* What to work on: Could you say how many lines below contain the word "JSON"? Give the number with no other text.

* Dataset content:
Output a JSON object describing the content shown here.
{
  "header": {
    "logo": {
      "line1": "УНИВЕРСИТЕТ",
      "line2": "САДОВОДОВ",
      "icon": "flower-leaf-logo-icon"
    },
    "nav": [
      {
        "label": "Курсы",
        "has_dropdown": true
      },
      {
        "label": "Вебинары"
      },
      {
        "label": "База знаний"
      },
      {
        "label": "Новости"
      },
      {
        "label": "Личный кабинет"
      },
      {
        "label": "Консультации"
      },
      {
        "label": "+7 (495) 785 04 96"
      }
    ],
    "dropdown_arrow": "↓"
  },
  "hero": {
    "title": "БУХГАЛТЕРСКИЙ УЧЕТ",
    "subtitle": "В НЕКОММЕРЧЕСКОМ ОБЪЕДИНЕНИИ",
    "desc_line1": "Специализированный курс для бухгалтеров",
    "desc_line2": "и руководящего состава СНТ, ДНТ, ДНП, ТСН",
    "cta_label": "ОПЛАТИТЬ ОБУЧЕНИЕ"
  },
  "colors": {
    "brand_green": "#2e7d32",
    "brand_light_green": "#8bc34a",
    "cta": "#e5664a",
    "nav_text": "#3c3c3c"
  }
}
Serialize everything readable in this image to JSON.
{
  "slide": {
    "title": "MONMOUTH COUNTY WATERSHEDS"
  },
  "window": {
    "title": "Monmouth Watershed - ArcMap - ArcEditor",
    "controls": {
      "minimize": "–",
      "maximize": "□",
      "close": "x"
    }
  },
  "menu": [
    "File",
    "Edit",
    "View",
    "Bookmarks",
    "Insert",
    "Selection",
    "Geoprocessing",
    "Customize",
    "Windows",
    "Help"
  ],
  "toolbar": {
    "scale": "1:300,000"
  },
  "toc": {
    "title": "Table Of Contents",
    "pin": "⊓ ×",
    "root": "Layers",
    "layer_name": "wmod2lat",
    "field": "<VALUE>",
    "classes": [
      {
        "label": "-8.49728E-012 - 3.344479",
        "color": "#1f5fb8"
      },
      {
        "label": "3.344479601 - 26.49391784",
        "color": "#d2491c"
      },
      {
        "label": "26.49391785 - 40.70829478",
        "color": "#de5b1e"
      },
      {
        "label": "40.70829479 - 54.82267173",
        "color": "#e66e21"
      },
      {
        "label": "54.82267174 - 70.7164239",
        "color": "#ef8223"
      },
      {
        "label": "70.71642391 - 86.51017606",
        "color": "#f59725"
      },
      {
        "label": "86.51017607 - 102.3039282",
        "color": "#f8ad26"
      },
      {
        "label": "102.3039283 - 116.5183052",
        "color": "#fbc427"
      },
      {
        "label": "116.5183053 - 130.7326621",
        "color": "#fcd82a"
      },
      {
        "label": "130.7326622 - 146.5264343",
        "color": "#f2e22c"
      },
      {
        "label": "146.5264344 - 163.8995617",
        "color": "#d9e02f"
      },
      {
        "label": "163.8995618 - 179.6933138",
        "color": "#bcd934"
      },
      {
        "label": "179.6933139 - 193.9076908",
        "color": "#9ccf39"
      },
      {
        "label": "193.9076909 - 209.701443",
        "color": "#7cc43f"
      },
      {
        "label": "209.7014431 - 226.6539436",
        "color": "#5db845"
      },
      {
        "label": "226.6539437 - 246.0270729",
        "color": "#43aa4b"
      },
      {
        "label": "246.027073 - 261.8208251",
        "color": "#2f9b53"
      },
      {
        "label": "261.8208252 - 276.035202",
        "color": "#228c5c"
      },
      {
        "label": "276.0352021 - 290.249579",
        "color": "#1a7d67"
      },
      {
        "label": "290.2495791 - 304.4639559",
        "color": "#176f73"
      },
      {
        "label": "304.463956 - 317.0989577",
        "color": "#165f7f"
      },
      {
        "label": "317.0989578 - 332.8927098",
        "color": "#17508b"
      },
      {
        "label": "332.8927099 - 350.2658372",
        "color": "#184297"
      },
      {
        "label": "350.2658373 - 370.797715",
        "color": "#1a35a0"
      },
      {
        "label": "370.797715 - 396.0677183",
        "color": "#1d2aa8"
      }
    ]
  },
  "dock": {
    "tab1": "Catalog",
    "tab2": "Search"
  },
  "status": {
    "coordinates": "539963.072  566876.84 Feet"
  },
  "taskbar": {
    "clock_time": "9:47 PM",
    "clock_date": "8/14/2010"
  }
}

* Answer space: 2